## TASK OBJECTIVE
Below are the entries; state how many of their lines contain the string "title", and nothing more.

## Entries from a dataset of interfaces
══════════

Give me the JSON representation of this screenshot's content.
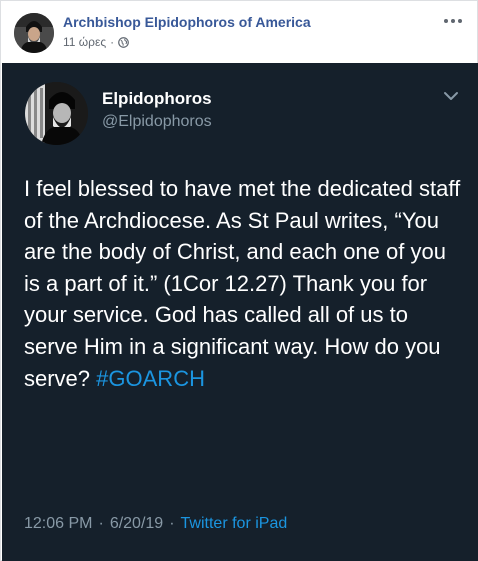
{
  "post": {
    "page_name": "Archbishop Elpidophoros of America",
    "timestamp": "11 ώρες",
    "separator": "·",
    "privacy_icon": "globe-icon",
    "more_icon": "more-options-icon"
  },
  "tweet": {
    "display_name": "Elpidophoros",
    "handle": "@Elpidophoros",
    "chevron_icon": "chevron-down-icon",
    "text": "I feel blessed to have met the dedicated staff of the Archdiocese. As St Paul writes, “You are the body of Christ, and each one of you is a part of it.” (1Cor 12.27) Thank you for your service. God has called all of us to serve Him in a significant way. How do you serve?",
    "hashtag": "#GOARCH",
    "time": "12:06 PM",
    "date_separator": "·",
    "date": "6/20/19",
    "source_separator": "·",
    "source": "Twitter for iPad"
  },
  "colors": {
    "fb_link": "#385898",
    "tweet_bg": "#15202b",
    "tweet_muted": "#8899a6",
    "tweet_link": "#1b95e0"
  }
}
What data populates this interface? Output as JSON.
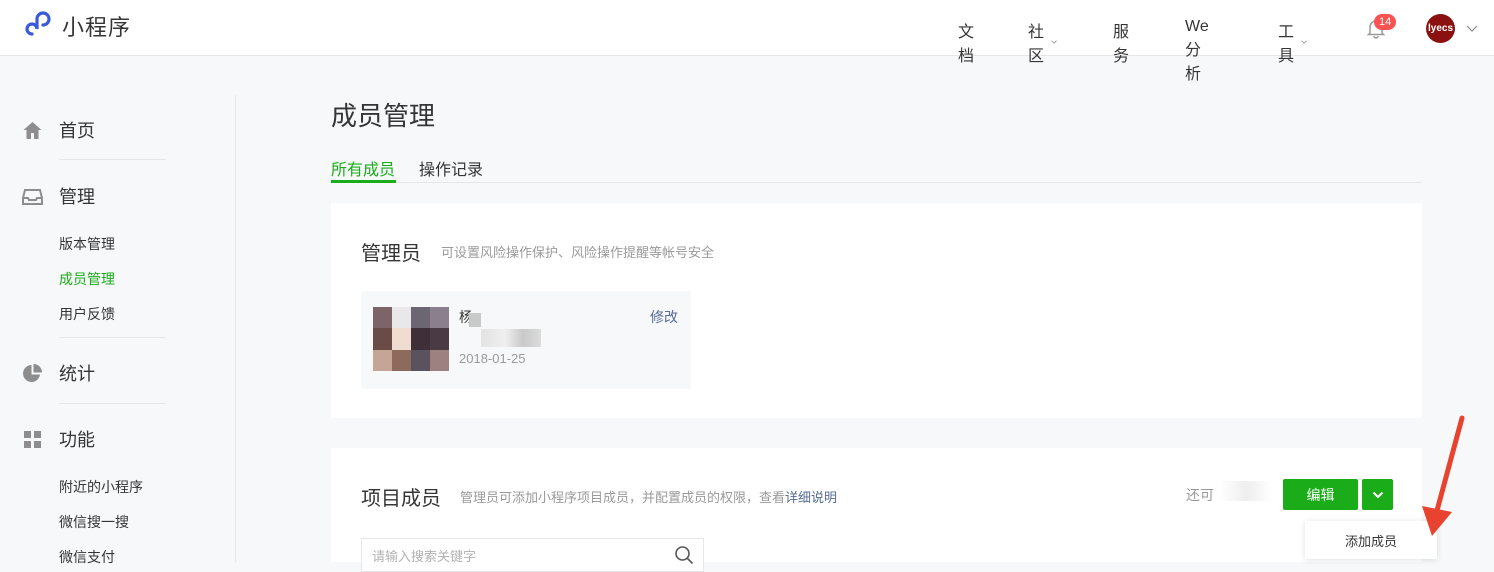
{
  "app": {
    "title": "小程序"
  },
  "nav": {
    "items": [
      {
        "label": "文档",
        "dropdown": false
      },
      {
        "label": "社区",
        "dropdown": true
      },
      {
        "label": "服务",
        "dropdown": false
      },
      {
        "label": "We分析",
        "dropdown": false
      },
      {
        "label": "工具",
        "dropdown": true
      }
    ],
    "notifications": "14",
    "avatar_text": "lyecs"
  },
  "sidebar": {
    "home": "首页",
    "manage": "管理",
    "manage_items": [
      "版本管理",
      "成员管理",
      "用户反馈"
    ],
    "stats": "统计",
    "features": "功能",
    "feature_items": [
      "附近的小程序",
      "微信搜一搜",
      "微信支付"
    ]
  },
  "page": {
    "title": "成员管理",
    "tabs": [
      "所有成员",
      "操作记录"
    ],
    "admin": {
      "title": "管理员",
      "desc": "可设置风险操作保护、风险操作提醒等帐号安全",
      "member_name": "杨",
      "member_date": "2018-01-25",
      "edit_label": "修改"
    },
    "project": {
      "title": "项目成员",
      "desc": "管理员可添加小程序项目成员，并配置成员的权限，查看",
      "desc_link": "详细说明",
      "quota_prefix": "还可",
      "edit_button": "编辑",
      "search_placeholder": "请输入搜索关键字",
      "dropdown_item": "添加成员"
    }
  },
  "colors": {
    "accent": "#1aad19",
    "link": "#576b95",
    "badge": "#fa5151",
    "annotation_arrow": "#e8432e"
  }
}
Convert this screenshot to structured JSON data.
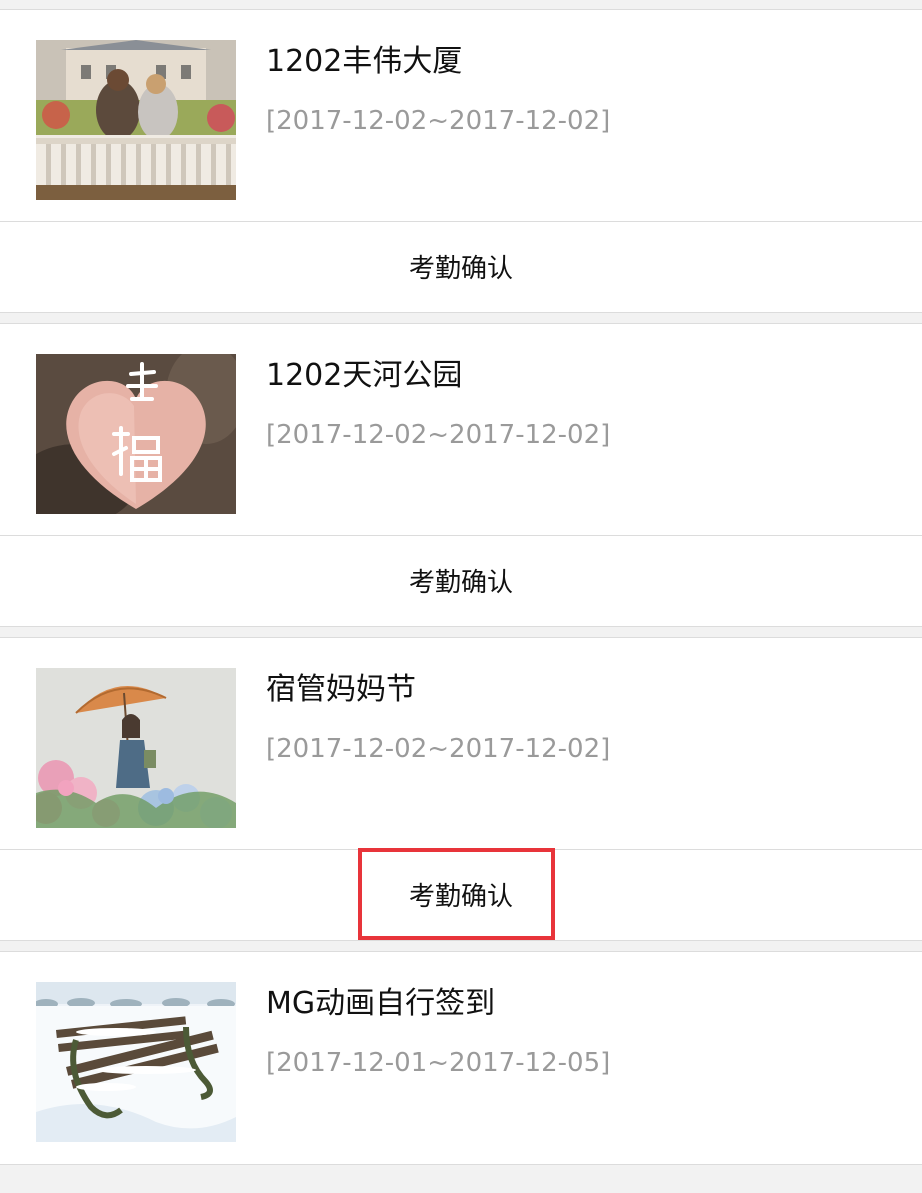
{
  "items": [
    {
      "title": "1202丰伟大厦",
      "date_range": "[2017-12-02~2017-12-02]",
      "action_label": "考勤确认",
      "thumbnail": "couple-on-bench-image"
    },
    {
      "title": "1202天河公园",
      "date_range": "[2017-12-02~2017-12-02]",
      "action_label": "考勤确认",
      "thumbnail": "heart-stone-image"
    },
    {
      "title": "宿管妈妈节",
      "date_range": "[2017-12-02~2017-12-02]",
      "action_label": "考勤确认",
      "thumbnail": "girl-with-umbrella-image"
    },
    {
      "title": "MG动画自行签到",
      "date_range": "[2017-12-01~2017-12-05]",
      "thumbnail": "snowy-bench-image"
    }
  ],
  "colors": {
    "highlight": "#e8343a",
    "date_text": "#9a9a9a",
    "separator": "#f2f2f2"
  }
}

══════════

## FINISHED TASK
8